Look through the records below and collect all lines that hold the string "Processing".

### Supplied records
##############################

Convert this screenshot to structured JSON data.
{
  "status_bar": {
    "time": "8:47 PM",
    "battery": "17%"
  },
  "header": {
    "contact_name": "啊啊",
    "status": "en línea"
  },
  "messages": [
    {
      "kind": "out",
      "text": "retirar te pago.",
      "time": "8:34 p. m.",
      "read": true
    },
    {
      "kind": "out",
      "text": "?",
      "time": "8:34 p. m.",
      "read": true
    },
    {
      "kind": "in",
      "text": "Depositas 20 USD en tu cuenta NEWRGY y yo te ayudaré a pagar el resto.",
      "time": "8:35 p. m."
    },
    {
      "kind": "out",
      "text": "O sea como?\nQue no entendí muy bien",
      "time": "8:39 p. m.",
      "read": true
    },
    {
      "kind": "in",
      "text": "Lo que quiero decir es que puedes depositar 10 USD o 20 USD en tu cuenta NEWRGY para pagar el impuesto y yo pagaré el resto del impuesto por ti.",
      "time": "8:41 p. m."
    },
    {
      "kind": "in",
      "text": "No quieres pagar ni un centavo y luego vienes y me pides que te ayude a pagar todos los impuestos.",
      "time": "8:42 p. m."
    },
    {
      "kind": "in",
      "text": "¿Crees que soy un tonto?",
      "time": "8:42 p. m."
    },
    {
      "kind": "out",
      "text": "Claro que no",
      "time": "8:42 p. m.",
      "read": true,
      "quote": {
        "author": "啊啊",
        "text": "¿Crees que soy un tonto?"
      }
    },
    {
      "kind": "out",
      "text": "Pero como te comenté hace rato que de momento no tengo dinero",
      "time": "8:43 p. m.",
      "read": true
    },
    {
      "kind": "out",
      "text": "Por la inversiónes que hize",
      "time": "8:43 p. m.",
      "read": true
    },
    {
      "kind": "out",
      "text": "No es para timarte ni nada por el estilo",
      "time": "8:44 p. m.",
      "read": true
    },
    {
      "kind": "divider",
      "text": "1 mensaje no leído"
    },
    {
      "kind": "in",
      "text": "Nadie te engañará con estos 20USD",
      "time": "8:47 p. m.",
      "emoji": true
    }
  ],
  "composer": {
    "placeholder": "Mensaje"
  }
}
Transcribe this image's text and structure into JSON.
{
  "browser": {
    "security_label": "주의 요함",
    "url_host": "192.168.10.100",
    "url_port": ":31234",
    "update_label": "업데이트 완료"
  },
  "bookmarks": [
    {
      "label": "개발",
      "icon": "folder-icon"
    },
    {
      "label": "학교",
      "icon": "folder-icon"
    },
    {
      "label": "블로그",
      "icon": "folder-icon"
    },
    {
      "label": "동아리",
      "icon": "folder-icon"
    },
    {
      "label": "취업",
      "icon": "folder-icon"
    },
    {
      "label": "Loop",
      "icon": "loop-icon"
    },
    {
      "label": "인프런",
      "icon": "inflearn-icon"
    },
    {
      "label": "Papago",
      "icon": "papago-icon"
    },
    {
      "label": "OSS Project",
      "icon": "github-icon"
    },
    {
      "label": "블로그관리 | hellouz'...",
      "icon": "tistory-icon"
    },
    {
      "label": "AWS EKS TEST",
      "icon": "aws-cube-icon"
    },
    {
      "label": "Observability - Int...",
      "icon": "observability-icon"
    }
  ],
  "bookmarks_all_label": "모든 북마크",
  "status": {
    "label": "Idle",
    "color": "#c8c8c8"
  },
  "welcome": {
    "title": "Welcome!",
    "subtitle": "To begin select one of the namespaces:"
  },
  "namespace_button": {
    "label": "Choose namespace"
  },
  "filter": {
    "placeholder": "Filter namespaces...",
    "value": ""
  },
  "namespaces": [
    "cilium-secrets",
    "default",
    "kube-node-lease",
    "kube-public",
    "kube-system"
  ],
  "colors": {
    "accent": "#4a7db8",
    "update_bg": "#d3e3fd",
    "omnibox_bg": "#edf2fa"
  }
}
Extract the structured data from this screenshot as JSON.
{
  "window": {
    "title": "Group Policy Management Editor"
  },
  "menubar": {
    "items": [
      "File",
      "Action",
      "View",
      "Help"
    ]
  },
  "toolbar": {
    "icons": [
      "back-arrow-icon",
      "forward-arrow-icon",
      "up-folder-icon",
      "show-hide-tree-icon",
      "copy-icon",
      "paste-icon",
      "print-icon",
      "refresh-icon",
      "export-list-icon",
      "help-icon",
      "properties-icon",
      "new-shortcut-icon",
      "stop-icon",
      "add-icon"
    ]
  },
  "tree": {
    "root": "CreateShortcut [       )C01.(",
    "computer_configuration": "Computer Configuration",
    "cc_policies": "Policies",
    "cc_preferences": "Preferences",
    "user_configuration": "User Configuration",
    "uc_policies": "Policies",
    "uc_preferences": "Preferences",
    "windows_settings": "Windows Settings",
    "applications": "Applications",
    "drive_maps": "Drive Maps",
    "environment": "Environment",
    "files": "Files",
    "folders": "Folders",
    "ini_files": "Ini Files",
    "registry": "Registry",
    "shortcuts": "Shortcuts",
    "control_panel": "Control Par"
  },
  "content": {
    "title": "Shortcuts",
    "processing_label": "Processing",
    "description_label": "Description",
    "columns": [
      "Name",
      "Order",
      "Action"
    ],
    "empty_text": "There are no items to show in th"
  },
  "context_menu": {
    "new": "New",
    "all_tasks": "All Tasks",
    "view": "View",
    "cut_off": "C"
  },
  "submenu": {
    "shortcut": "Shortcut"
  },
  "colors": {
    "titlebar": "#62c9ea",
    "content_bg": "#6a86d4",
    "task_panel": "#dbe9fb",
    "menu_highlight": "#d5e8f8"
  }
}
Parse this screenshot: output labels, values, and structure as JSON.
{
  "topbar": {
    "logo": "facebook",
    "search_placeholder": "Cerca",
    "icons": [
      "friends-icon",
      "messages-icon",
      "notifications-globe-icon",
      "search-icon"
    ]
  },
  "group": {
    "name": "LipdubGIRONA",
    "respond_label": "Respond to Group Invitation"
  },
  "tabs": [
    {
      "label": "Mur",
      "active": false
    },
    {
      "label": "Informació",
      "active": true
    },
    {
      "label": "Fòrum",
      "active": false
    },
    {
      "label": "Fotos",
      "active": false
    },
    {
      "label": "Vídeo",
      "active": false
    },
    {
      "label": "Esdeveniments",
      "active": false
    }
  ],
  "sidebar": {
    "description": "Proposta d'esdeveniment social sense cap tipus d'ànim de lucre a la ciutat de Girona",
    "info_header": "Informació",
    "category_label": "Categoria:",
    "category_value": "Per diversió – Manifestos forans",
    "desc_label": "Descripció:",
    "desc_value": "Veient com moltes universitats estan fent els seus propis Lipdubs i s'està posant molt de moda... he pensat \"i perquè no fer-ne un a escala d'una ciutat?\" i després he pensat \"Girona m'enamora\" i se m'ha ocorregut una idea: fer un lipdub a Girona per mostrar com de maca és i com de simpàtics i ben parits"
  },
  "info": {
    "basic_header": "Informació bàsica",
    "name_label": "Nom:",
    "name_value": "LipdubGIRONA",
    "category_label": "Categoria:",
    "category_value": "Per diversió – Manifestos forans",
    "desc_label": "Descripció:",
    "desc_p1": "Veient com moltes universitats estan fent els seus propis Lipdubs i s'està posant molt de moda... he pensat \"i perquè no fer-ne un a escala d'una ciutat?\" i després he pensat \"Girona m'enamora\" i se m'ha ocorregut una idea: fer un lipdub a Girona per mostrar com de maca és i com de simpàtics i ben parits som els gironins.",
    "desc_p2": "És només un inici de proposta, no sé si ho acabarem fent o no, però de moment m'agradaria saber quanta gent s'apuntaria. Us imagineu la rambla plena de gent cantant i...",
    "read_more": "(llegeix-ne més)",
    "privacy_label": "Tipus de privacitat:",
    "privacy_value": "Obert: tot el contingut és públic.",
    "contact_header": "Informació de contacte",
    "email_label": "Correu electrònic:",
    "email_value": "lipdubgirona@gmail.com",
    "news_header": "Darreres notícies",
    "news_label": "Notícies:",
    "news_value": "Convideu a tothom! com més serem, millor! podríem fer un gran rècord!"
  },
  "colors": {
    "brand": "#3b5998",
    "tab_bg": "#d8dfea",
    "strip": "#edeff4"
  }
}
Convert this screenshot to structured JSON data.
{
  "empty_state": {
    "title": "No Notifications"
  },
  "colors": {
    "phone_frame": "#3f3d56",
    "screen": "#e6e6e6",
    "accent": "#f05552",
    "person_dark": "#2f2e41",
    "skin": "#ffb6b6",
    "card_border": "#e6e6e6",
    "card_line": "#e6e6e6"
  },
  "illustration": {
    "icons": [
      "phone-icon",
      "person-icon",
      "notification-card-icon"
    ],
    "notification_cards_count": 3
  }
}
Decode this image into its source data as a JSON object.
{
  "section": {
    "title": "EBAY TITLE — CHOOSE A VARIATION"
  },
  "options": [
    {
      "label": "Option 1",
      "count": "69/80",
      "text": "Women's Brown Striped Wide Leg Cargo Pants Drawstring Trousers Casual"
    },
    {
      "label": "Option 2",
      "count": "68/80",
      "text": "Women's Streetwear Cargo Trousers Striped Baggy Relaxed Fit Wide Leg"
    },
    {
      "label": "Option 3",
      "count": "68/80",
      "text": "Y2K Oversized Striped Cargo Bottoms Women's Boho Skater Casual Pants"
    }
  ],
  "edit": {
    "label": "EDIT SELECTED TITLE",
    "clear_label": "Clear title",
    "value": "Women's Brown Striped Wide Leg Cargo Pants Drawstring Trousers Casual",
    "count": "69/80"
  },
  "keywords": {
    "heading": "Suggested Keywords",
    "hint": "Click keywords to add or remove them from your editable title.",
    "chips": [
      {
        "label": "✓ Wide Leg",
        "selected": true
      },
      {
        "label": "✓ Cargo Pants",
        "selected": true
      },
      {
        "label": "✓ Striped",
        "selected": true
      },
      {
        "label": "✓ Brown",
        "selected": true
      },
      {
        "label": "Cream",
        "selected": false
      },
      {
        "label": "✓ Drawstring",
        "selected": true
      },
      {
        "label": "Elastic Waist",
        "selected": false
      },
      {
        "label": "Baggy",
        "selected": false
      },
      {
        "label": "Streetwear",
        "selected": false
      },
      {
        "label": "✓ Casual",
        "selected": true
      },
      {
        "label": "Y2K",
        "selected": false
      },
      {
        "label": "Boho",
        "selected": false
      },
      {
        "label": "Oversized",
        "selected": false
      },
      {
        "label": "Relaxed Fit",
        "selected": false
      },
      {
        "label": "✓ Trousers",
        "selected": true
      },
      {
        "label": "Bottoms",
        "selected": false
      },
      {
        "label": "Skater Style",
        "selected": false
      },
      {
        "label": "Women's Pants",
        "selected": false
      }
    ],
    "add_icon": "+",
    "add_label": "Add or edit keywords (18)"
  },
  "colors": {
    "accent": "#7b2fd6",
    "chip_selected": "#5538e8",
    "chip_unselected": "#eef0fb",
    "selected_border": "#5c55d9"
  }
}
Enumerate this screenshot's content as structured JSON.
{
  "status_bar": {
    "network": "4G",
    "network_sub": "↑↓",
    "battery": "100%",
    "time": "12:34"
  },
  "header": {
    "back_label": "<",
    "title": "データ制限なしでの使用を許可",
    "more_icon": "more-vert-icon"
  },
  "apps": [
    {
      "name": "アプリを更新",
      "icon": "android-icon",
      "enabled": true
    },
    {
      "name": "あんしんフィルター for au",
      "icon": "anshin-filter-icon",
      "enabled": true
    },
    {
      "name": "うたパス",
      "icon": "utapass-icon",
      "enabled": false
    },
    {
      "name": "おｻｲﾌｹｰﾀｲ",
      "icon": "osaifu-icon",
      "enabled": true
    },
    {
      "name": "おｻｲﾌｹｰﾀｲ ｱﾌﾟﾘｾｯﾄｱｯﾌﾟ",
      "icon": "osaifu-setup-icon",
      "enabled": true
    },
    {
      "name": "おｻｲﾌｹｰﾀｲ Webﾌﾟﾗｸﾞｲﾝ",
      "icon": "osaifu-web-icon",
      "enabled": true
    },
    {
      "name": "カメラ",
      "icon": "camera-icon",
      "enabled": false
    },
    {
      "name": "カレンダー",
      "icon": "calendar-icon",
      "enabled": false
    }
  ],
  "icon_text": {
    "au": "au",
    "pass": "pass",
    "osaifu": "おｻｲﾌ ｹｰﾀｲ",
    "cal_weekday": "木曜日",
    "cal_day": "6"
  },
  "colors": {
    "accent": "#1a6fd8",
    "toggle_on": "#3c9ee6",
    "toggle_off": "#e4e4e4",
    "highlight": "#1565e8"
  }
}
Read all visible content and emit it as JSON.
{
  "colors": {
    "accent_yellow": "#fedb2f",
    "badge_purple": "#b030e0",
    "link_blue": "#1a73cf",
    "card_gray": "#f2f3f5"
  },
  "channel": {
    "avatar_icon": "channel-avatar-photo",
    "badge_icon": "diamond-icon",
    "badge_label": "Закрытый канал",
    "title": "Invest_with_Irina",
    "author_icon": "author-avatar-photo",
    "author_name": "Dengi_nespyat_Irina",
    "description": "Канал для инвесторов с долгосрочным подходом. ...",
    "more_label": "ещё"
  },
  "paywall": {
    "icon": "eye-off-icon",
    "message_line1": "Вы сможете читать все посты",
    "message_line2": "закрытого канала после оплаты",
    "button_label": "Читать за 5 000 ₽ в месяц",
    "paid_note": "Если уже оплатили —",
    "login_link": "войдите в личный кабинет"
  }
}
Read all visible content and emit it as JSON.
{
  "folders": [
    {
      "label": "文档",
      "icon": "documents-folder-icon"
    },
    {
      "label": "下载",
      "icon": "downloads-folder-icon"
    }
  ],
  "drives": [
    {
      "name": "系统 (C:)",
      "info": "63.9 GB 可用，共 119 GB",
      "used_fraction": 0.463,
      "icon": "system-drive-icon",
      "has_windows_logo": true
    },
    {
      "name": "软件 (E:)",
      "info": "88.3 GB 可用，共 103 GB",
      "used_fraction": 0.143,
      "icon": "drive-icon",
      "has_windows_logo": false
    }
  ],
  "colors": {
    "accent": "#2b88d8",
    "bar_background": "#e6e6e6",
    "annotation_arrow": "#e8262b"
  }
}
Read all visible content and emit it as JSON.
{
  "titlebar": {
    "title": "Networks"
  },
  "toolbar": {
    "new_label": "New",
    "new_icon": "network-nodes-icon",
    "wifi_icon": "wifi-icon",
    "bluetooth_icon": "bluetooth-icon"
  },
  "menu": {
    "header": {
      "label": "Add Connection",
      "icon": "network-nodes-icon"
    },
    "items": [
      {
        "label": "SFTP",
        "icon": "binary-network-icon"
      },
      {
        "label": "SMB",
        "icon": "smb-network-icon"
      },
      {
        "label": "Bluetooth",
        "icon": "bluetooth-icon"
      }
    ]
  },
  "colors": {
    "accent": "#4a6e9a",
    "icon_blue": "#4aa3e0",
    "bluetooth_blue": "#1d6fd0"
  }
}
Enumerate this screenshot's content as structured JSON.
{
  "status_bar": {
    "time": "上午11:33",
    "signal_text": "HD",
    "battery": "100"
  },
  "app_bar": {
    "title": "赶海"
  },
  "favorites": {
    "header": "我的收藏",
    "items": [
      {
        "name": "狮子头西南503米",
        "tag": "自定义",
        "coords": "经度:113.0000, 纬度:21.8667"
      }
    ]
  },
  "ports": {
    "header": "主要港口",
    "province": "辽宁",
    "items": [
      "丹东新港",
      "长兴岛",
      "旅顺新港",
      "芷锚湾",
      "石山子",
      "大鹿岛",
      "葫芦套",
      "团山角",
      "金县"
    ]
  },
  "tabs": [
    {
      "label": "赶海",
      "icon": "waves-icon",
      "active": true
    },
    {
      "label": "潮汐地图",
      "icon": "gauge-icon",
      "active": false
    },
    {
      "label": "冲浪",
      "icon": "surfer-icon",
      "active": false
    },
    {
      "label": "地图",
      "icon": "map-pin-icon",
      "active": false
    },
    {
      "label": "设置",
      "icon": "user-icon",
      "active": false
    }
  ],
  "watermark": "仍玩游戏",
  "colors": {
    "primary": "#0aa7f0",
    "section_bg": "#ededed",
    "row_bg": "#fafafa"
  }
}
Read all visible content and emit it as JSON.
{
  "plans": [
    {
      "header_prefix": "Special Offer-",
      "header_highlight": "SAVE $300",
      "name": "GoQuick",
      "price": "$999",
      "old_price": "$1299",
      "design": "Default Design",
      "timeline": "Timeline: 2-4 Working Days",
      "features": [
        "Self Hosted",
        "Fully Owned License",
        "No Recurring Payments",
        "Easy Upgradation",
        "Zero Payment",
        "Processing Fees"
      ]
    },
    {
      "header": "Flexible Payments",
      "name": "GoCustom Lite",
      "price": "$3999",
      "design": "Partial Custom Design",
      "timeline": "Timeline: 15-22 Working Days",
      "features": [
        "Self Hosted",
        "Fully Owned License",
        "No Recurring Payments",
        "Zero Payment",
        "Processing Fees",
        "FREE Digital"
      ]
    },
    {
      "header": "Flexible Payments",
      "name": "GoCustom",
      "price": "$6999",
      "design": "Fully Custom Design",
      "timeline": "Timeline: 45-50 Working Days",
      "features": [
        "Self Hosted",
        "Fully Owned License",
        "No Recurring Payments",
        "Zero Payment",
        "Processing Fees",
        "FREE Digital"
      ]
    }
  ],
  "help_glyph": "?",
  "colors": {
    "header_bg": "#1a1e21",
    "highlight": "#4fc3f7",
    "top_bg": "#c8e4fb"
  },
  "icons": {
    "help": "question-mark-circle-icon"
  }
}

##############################

### Solution to this exercise
    "processing_label": "Processing",
        "Processing Fees"
        "Processing Fees",
        "Processing Fees",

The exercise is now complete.